But perhaps the essential issue is hidden within yet more statistics that suggest that a patient is likely to need another procedure to bypass the original bypass. Cardiologists recognise that grafted vessels will have closed within 10 years in 40 per cent of patients while other arteries will have closed in the remaining 60 per cent. This means that every bypass patient will need further surgery within a decade to either repair work already done or allow fresh work on different vessels.
It’s not unusual for a patient to undergo a second or even third bypass operation. In fact, the chances of the necessity for a second operation increase by around 5 per cent every year.

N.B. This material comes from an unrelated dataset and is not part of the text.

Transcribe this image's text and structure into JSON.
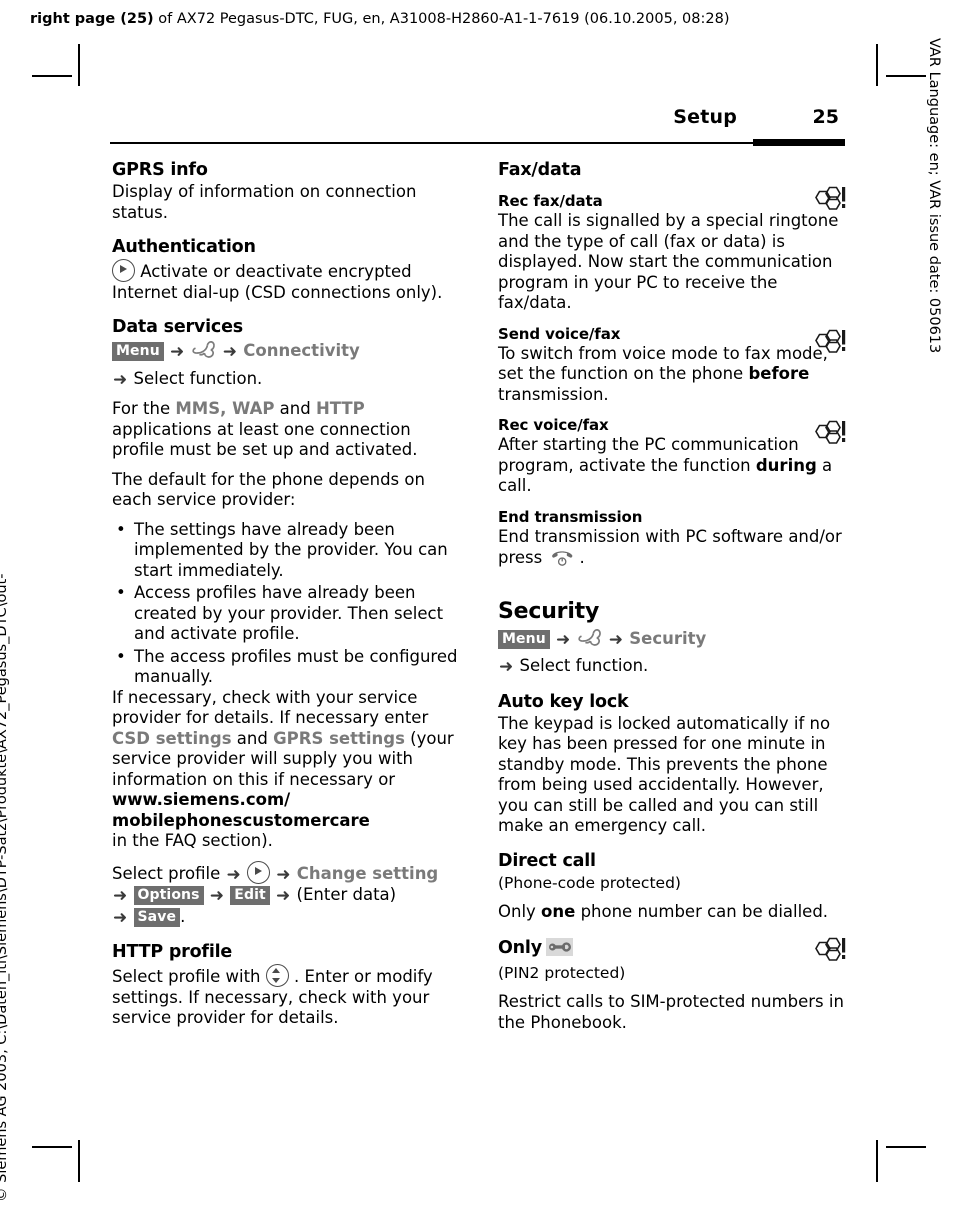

While any cardiologist worth his wage packet will counsel the postoperative patient to change his lifestyle, improve his diet, start exercising and stop smoking, it’s a message that is not being heard in a culture where there’s always a quick-fix available.
But the quick-fix is not a safe one. The benefits of bypass surgery are unpredictable, and can bring on the very heart attack or stroke that it was supposed to prevent. It seems perverse that those who do nothing, or who control the problem with drugs or diet, can fare just as well, if not better, than those who have gone through the trauma of a procedure that involves cutting open the ribcage and stopping the heart for several hours.
As Dr Wayne says: 'If you must gamble, do so in Las Vegas, not on the operating table where you will bet everything you own on one roll of the dice.'